(Input)

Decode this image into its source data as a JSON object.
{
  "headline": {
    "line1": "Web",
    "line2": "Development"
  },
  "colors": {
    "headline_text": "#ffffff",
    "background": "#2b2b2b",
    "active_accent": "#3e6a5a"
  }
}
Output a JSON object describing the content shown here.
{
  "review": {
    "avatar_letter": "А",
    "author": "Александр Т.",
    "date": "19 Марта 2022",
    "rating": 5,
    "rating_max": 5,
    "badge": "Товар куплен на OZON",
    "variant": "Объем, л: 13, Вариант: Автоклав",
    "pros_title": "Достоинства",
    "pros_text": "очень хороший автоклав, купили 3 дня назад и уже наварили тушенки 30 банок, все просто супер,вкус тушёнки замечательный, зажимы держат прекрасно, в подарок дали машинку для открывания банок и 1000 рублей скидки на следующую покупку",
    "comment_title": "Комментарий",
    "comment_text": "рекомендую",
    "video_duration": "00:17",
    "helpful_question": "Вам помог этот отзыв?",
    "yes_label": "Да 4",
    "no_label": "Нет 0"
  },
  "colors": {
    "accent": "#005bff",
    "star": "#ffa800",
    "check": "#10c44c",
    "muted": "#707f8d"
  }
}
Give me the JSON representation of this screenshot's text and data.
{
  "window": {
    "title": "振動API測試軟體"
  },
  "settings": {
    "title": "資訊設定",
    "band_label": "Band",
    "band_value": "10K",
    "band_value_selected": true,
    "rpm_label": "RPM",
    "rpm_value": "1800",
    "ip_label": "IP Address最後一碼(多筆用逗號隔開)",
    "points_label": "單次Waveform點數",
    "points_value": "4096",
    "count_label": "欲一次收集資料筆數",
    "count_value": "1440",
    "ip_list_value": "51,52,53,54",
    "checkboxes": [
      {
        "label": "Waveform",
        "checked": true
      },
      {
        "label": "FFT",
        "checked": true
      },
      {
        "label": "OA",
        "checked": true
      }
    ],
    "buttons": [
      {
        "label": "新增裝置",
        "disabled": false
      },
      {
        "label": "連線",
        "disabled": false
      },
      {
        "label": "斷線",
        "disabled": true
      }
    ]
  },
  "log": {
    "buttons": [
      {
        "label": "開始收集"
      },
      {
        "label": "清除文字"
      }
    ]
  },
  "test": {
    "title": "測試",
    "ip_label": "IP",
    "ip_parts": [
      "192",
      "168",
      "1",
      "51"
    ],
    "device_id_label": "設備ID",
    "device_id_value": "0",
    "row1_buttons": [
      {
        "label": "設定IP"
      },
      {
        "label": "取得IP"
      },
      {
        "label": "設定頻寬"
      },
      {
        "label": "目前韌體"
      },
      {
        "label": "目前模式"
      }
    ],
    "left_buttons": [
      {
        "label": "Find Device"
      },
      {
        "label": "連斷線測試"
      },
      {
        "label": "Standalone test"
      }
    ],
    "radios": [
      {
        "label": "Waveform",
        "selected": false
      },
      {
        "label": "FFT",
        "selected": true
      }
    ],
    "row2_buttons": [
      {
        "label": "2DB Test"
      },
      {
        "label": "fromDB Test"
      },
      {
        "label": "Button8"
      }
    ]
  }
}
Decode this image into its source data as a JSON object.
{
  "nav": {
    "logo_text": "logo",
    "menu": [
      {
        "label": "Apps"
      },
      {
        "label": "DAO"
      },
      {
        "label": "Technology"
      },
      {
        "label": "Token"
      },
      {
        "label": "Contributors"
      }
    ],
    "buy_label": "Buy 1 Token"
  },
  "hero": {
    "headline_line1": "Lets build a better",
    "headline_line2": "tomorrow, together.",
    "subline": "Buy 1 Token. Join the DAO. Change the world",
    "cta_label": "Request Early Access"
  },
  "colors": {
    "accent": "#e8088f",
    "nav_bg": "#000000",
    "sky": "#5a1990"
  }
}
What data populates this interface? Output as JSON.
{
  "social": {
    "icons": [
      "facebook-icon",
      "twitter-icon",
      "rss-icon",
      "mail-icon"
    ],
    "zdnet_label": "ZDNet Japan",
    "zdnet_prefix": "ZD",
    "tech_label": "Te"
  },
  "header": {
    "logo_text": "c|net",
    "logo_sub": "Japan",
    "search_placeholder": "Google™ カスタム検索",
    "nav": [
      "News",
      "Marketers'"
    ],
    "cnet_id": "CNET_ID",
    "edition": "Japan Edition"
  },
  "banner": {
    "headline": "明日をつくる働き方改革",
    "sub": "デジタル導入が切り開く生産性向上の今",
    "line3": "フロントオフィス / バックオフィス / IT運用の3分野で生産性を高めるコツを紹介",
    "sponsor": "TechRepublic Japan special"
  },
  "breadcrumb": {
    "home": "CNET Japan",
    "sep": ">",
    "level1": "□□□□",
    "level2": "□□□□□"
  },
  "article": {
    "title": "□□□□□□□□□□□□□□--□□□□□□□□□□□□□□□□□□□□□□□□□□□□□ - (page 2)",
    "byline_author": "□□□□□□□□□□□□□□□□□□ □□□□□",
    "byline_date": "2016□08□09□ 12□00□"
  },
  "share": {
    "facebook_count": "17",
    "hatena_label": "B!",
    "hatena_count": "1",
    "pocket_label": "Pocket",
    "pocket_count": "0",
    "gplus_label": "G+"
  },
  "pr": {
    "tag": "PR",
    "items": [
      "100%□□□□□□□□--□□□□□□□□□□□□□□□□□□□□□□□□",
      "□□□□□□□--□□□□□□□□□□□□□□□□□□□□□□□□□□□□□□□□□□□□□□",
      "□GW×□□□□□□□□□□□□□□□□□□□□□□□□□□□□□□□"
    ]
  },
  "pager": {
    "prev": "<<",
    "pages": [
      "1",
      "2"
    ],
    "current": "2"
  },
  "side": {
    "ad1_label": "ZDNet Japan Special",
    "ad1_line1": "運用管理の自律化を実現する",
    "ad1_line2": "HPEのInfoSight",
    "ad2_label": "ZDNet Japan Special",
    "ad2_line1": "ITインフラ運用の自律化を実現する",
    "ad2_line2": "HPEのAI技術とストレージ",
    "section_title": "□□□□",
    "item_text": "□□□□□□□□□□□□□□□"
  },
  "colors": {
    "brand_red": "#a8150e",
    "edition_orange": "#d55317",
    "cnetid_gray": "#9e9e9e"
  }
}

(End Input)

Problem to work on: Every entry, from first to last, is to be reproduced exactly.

Output for this task:
Decode this image into its source data as a JSON object.
{
  "headline": {
    "line1": "Web",
    "line2": "Development"
  },
  "colors": {
    "headline_text": "#ffffff",
    "background": "#2b2b2b",
    "active_accent": "#3e6a5a"
  }
}
Output a JSON object describing the content shown here.
{
  "review": {
    "avatar_letter": "А",
    "author": "Александр Т.",
    "date": "19 Марта 2022",
    "rating": 5,
    "rating_max": 5,
    "badge": "Товар куплен на OZON",
    "variant": "Объем, л: 13, Вариант: Автоклав",
    "pros_title": "Достоинства",
    "pros_text": "очень хороший автоклав, купили 3 дня назад и уже наварили тушенки 30 банок, все просто супер,вкус тушёнки замечательный, зажимы держат прекрасно, в подарок дали машинку для открывания банок и 1000 рублей скидки на следующую покупку",
    "comment_title": "Комментарий",
    "comment_text": "рекомендую",
    "video_duration": "00:17",
    "helpful_question": "Вам помог этот отзыв?",
    "yes_label": "Да 4",
    "no_label": "Нет 0"
  },
  "colors": {
    "accent": "#005bff",
    "star": "#ffa800",
    "check": "#10c44c",
    "muted": "#707f8d"
  }
}
Give me the JSON representation of this screenshot's text and data.
{
  "window": {
    "title": "振動API測試軟體"
  },
  "settings": {
    "title": "資訊設定",
    "band_label": "Band",
    "band_value": "10K",
    "band_value_selected": true,
    "rpm_label": "RPM",
    "rpm_value": "1800",
    "ip_label": "IP Address最後一碼(多筆用逗號隔開)",
    "points_label": "單次Waveform點數",
    "points_value": "4096",
    "count_label": "欲一次收集資料筆數",
    "count_value": "1440",
    "ip_list_value": "51,52,53,54",
    "checkboxes": [
      {
        "label": "Waveform",
        "checked": true
      },
      {
        "label": "FFT",
        "checked": true
      },
      {
        "label": "OA",
        "checked": true
      }
    ],
    "buttons": [
      {
        "label": "新增裝置",
        "disabled": false
      },
      {
        "label": "連線",
        "disabled": false
      },
      {
        "label": "斷線",
        "disabled": true
      }
    ]
  },
  "log": {
    "buttons": [
      {
        "label": "開始收集"
      },
      {
        "label": "清除文字"
      }
    ]
  },
  "test": {
    "title": "測試",
    "ip_label": "IP",
    "ip_parts": [
      "192",
      "168",
      "1",
      "51"
    ],
    "device_id_label": "設備ID",
    "device_id_value": "0",
    "row1_buttons": [
      {
        "label": "設定IP"
      },
      {
        "label": "取得IP"
      },
      {
        "label": "設定頻寬"
      },
      {
        "label": "目前韌體"
      },
      {
        "label": "目前模式"
      }
    ],
    "left_buttons": [
      {
        "label": "Find Device"
      },
      {
        "label": "連斷線測試"
      },
      {
        "label": "Standalone test"
      }
    ],
    "radios": [
      {
        "label": "Waveform",
        "selected": false
      },
      {
        "label": "FFT",
        "selected": true
      }
    ],
    "row2_buttons": [
      {
        "label": "2DB Test"
      },
      {
        "label": "fromDB Test"
      },
      {
        "label": "Button8"
      }
    ]
  }
}
Decode this image into its source data as a JSON object.
{
  "nav": {
    "logo_text": "logo",
    "menu": [
      {
        "label": "Apps"
      },
      {
        "label": "DAO"
      },
      {
        "label": "Technology"
      },
      {
        "label": "Token"
      },
      {
        "label": "Contributors"
      }
    ],
    "buy_label": "Buy 1 Token"
  },
  "hero": {
    "headline_line1": "Lets build a better",
    "headline_line2": "tomorrow, together.",
    "subline": "Buy 1 Token. Join the DAO. Change the world",
    "cta_label": "Request Early Access"
  },
  "colors": {
    "accent": "#e8088f",
    "nav_bg": "#000000",
    "sky": "#5a1990"
  }
}
What data populates this interface? Output as JSON.
{
  "social": {
    "icons": [
      "facebook-icon",
      "twitter-icon",
      "rss-icon",
      "mail-icon"
    ],
    "zdnet_label": "ZDNet Japan",
    "zdnet_prefix": "ZD",
    "tech_label": "Te"
  },
  "header": {
    "logo_text": "c|net",
    "logo_sub": "Japan",
    "search_placeholder": "Google™ カスタム検索",
    "nav": [
      "News",
      "Marketers'"
    ],
    "cnet_id": "CNET_ID",
    "edition": "Japan Edition"
  },
  "banner": {
    "headline": "明日をつくる働き方改革",
    "sub": "デジタル導入が切り開く生産性向上の今",
    "line3": "フロントオフィス / バックオフィス / IT運用の3分野で生産性を高めるコツを紹介",
    "sponsor": "TechRepublic Japan special"
  },
  "breadcrumb": {
    "home": "CNET Japan",
    "sep": ">",
    "level1": "□□□□",
    "level2": "□□□□□"
  },
  "article": {
    "title": "□□□□□□□□□□□□□□--□□□□□□□□□□□□□□□□□□□□□□□□□□□□□ - (page 2)",
    "byline_author": "□□□□□□□□□□□□□□□□□□ □□□□□",
    "byline_date": "2016□08□09□ 12□00□"
  },
  "share": {
    "facebook_count": "17",
    "hatena_label": "B!",
    "hatena_count": "1",
    "pocket_label": "Pocket",
    "pocket_count": "0",
    "gplus_label": "G+"
  },
  "pr": {
    "tag": "PR",
    "items": [
      "100%□□□□□□□□--□□□□□□□□□□□□□□□□□□□□□□□□",
      "□□□□□□□--□□□□□□□□□□□□□□□□□□□□□□□□□□□□□□□□□□□□□□",
      "□GW×□□□□□□□□□□□□□□□□□□□□□□□□□□□□□□□"
    ]
  },
  "pager": {
    "prev": "<<",
    "pages": [
      "1",
      "2"
    ],
    "current": "2"
  },
  "side": {
    "ad1_label": "ZDNet Japan Special",
    "ad1_line1": "運用管理の自律化を実現する",
    "ad1_line2": "HPEのInfoSight",
    "ad2_label": "ZDNet Japan Special",
    "ad2_line1": "ITインフラ運用の自律化を実現する",
    "ad2_line2": "HPEのAI技術とストレージ",
    "section_title": "□□□□",
    "item_text": "□□□□□□□□□□□□□□□"
  },
  "colors": {
    "brand_red": "#a8150e",
    "edition_orange": "#d55317",
    "cnetid_gray": "#9e9e9e"
  }
}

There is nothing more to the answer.